Spot each line in the data below containing "name" and copy it.

#### EXTRACTED ENTRIES:
☆ ☆ ☆ ☆ ☆ ☆ ☆

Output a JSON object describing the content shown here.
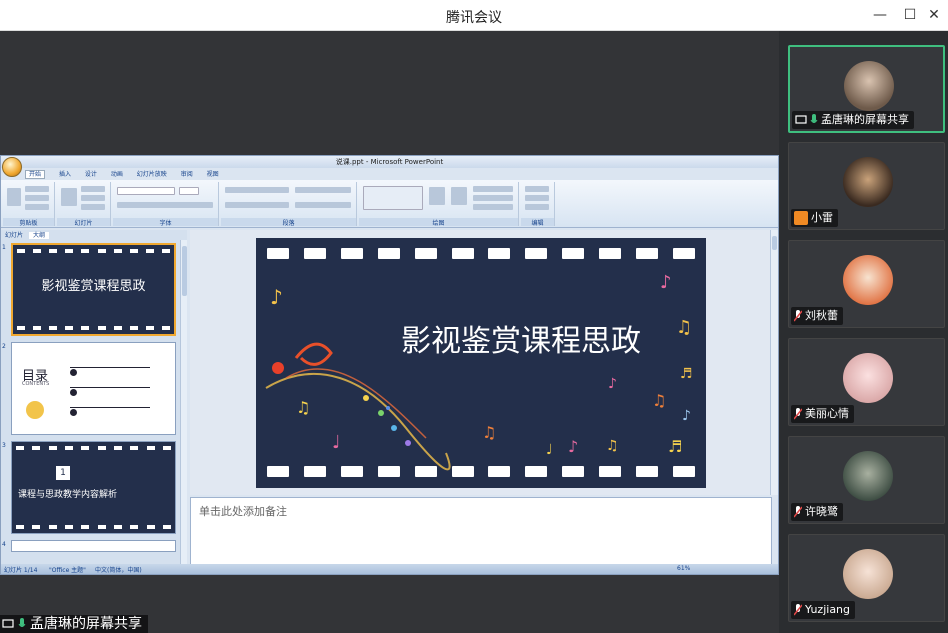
{
  "window": {
    "title": "腾讯会议"
  },
  "powerpoint": {
    "title": "说课.ppt - Microsoft PowerPoint",
    "tabs": [
      "开始",
      "插入",
      "设计",
      "动画",
      "幻灯片放映",
      "审阅",
      "视图"
    ],
    "ribbon_groups": [
      "剪贴板",
      "幻灯片",
      "字体",
      "段落",
      "绘图",
      "编辑"
    ],
    "panel_tabs": [
      "幻灯片",
      "大纲"
    ],
    "thumbnails": [
      {
        "num": "1",
        "title": "影视鉴赏课程思政"
      },
      {
        "num": "2",
        "heading": "目录",
        "sub": "CONTENTS"
      },
      {
        "num": "3",
        "title": "课程与思政教学内容解析",
        "badge": "1"
      },
      {
        "num": "4",
        "title": ""
      }
    ],
    "slide_title": "影视鉴赏课程思政",
    "notes_placeholder": "单击此处添加备注",
    "status": {
      "slide": "幻灯片 1/14",
      "theme": "\"Office 主题\"",
      "lang": "中文(简体，中国)",
      "zoom": "61%"
    }
  },
  "participants": [
    {
      "name": "孟唐琳的屏幕共享",
      "active": true,
      "mic": "on",
      "screen_share": true
    },
    {
      "name": "小雷",
      "mic": "none",
      "avatar_kind": "orange-person-icon"
    },
    {
      "name": "刘秋蕾",
      "mic": "muted"
    },
    {
      "name": "美丽心情",
      "mic": "muted"
    },
    {
      "name": "许晓鹭",
      "mic": "muted"
    },
    {
      "name": "Yuzjiang",
      "mic": "muted"
    }
  ],
  "share_tag": {
    "label": "孟唐琳的屏幕共享"
  },
  "colors": {
    "slide_bg": "#232f4b",
    "accent_green": "#3fbf7f",
    "muted_red": "#e04848"
  }
}
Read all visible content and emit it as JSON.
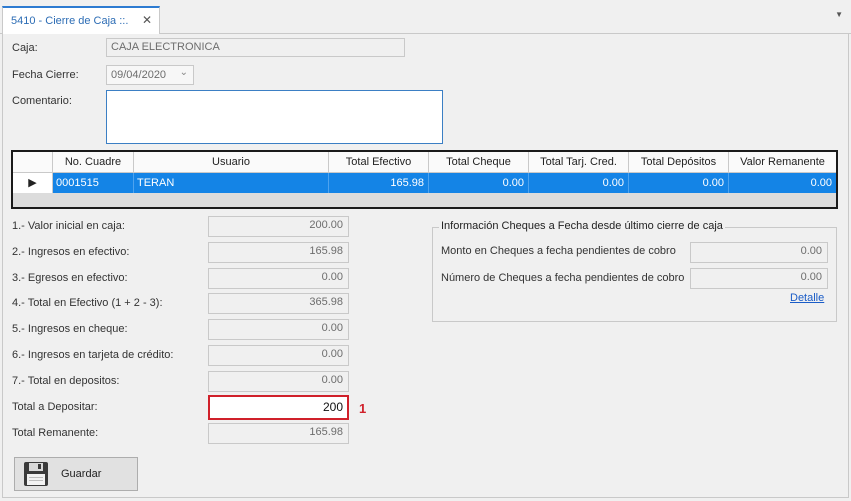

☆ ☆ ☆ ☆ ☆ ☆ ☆

#### OUTPUT OF THE TASK:
      "name": "孟唐琳的屏幕共享",
      "name": "小雷",
      "name": "刘秋蕾",
      "name": "美丽心情",
      "name": "许晓鹭",
      "name": "Yuzjiang",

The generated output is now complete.